What does it mean to be “good” at something anyway? We want to be these “good” mothers and wives, yet what in the world are we intending? To win awards for best behaved child or happiest husband or most immaculate home? I’ll have anyone know that to call anything “good” is to look at the heart and not at external factors, yet in the professional world of outside-the-home work, to call something “good” means to call it “effective.” And, so, what makes a mom and wife “effective”? That question sounds so silly. The answer is obviously love. Yes and no, though. There is more to it. (Of course there is.)
Motherhood (or “good”/effective motherhood, that is) is about consistent, constant, tender love and care. Lofty, I’ll say, but important to keep in mind. The role of a “good” wife is a little trickier, but it still has everything to do with consistency, constancy, and the tenderness with which love and care are given. Our children and our husband have an emotional part in them that our homes do not have (well, our homes can have a “feeling tone,” which is related to whether it has a positive or negative “tone” to it and how it “feels” to those living in it – is it welcoming? Inviting? Warm? A place that makes you “feel good” and that makes you feel accepted?). To do our “jobs” well as the stay-at-home moms and wives that we are means that we will take into account the emotional element of the people we serve and that we will treat them well – with kindness, empathy, gentleness, and honesty.
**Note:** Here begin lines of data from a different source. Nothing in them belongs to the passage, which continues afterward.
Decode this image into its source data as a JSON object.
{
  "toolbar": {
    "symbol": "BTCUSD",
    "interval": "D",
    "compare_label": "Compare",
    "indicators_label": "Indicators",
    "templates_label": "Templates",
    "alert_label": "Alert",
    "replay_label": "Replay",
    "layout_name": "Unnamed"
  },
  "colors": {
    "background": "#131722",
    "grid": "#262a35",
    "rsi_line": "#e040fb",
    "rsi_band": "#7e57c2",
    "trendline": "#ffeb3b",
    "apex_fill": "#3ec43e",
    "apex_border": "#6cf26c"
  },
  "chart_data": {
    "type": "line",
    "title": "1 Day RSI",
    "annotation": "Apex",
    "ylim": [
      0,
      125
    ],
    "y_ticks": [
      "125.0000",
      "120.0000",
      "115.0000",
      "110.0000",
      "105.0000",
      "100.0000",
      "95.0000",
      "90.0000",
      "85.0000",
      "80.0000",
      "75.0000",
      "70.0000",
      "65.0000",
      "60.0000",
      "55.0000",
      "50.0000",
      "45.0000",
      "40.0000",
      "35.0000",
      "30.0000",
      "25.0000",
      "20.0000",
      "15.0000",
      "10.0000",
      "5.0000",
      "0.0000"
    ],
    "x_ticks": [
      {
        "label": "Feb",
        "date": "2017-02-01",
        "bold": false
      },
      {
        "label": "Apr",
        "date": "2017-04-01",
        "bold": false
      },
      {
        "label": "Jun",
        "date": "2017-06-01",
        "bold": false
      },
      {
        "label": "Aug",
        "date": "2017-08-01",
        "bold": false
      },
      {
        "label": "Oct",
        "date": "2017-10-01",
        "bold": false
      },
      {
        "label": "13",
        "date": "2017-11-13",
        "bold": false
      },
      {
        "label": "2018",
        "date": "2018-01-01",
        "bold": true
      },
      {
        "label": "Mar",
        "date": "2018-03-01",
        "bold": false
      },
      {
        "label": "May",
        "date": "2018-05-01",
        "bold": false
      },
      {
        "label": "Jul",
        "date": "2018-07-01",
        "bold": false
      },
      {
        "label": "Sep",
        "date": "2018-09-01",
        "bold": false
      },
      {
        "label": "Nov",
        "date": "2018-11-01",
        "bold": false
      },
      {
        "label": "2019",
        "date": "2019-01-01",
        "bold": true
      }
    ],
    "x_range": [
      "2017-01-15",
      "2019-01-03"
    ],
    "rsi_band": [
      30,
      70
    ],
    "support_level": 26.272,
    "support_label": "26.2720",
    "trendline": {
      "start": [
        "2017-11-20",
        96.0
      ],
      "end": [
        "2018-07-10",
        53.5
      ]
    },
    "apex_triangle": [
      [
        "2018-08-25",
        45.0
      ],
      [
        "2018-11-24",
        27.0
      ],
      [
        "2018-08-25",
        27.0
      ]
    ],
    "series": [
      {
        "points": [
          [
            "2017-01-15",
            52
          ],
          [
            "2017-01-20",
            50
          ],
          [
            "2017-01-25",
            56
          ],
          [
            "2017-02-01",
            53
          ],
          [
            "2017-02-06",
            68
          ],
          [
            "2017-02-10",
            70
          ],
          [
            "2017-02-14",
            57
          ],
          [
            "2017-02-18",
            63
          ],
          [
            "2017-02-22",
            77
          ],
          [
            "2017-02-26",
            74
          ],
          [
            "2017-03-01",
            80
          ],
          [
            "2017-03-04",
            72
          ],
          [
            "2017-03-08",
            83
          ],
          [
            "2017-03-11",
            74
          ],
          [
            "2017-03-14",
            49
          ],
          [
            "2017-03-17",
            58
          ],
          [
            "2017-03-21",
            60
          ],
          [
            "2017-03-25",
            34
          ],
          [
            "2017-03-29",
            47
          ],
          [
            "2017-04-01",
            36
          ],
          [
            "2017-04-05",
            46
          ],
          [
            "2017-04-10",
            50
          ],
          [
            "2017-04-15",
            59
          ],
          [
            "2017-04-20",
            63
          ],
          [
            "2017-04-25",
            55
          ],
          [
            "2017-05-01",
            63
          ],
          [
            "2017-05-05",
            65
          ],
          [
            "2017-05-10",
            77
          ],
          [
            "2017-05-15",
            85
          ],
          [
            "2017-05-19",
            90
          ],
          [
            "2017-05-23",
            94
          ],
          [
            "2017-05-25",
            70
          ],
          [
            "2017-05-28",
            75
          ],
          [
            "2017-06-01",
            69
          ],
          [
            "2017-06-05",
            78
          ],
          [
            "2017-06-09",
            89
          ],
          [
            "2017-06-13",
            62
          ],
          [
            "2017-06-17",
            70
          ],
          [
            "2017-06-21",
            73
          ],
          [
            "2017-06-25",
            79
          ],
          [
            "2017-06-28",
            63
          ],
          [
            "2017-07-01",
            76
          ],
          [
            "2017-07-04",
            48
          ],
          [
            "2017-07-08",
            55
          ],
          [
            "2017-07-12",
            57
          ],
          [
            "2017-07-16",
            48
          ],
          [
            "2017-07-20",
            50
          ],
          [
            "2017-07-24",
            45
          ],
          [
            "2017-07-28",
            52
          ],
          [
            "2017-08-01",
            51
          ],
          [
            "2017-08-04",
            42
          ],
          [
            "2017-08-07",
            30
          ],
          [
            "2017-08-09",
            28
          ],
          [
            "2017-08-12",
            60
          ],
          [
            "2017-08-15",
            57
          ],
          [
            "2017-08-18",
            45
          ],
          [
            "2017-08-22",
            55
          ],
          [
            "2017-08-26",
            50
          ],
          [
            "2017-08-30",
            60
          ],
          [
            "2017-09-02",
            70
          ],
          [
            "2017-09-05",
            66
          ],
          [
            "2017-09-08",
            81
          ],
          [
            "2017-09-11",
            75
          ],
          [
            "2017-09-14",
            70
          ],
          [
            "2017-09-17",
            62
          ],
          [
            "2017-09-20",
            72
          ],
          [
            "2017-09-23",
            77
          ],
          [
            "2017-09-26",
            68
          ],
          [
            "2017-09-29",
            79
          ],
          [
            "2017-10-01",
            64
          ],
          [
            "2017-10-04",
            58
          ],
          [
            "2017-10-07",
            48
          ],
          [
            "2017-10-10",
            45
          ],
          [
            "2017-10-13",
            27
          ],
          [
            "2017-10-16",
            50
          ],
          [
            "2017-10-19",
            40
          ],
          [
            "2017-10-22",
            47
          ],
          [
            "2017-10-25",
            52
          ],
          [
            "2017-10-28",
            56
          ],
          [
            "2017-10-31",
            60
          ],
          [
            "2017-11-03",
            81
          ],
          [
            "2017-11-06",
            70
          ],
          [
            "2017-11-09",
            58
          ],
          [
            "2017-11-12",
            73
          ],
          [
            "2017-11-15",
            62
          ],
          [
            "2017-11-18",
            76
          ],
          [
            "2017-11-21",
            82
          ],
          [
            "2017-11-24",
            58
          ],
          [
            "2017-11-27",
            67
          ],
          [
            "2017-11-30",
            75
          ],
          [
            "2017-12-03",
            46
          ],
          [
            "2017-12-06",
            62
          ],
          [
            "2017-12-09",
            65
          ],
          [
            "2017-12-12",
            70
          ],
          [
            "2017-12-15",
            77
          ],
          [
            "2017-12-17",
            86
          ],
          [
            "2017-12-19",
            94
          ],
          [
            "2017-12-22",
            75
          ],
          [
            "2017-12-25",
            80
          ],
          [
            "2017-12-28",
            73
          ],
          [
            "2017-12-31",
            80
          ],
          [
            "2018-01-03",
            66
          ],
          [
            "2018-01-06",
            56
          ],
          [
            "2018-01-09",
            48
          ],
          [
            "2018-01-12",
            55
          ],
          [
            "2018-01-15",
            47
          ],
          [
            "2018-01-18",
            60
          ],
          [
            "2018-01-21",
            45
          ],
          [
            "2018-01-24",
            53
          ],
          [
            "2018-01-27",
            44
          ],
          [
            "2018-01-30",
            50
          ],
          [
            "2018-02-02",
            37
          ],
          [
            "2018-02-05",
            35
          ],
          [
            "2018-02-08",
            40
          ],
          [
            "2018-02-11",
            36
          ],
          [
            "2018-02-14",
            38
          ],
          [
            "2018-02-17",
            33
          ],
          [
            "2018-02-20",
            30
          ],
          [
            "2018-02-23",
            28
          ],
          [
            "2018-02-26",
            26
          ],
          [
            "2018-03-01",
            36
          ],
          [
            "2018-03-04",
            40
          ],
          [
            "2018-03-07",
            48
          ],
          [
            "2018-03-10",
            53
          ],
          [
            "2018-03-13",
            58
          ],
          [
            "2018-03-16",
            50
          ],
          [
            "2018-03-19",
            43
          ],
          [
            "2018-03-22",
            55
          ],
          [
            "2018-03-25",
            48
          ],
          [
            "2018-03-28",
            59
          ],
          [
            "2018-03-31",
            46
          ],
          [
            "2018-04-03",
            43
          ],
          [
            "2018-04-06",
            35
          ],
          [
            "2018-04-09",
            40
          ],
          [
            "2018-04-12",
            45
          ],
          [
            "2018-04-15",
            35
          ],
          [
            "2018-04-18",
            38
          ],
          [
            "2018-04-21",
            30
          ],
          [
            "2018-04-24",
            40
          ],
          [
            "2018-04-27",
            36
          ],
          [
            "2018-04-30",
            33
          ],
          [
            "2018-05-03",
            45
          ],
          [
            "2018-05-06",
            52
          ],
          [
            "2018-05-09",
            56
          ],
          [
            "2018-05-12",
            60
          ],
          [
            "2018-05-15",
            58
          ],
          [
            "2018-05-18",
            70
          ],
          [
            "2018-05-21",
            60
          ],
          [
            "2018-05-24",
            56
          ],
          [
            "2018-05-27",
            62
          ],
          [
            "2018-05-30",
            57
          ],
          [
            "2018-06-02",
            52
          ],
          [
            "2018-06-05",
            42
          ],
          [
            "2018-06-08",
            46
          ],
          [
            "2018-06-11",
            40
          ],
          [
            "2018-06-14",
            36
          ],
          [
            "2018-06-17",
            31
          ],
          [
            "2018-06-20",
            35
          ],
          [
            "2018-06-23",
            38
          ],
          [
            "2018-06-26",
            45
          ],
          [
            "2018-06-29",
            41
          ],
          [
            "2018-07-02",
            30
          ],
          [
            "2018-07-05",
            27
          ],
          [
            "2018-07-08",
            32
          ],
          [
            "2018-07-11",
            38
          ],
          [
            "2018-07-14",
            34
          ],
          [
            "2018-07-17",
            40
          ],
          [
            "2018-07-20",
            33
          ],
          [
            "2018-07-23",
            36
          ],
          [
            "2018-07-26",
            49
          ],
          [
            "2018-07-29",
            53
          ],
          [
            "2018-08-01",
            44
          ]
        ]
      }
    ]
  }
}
So I just really want to get to the whole point of this. Want to know the profound turning point for me? The thing I realized that changed it all and that gave me the joy that I now have? (And it’s similar to what we all realize and feel no matter what we do in life – that we are exactly where we need to be in our lives and that we are doing what we were meant to do and that we are headed in the right direction, even despite disappointments and set-backs and obstacles and challenges – understanding, of course, that our challenges are simply the opportunities by which we grow our true, authentic selves and develop the character that makes our heart strong, vibrant, and resilient.)
It was when I realized that I wanted to do what I was doing. That it was something that I wanted for myself and my family. Even though I was wrestling with the regular feelings of insecurity, frustration, and unsettledness that we grown-ups often feel when we are doing some real growing up, I was able to see through it all and separate out from it the clear fact that I wanted to do this. Both that it was a true desire of my heart and that the desire was mine and no one else’s for me.
In other words, I hadn’t entered in to this arrangement against my will, nor did I feel that I was doing it only to please someone else or to earn their approval of me. I’m sure plenty of women do this because they are trying to make their husbands happy, their children happy, their parents happy, or their God happy. But for me, I did it and still do it because I knew that it would make my own self happy.
And here is where the issue of women staying home gets ripped open. What makes a women get to a place in her life where she feels happy – fulfilled, even – by giving up a career of her own for caring for her own children and by trading her independence and her professional identity and academic reputation (all of which contributes to the autonomy that we women have fought to have more of over ourselves, as history played out and is still playing out) for willful dependence on a man (who may or may not be kind and loving himself)? What makes a woman do that? Is she mentally and emotionally sick? Is it codependence learned in childhood? Is it fear, anxiety, a need to control? A desire to compete and be the “best” at the one thing that makes her a woman? Certainly, a combination of these and more factor into it at first. But those who make it through and become better, healthier people as a result of the staying-home journey are those who realize, at some point, that they really do – really and truly – want this for themselves, beyond wanting it for their children, husband, and family.
Those who martyr themselves will do it (and will continue to do it despite erroneously sacrificing their own self) do it only for their children, so that their children can have consistent interaction with their mother, among other reasons. Noble, isn’t it? Those women will have surely earned their ticket through the pearly gates if they exist (of course they do). But this does not produce joy – the kind of joy that is needed, nay, required for long-term enjoyment of this self-sacrificing role. If a woman can’t do it for herself, so that she can know that she’s doing what she is doing because it is what she wants to do (and, therefore, makes conscious and deliberate efforts to do it effectively), then she owes it to herself to find another way to invest her life.
As I’ve heard it put before, some moms who re-entered the workforce outside the home after spending a year or so with their child at home feel that having their own separate life and furthering their professional identity made them better moms because they were becoming better people through “having a job”/“being employed” (and that they got a break from their kids – because even with an outside job, you still have to come home to your kids at some point. You can never really escape it. Do you see how we women can feel “trapped” by performing our biological function of bearing children?).
That is it. Do what you’ve got to do to be a better person. If that is not happening through vocational motherhood as it has the potential to do, and if you get to a point where you no longer are willing to subject yourself to the discomforts and often distresses and anguish (dare I say suffering?) that accompany 24/7 stay-at-home motherhood, then yes. It is time to do something else during the eight hour work day. There are no bonus points for anyone (not even your children) if you stay home with your children but don’t really want to.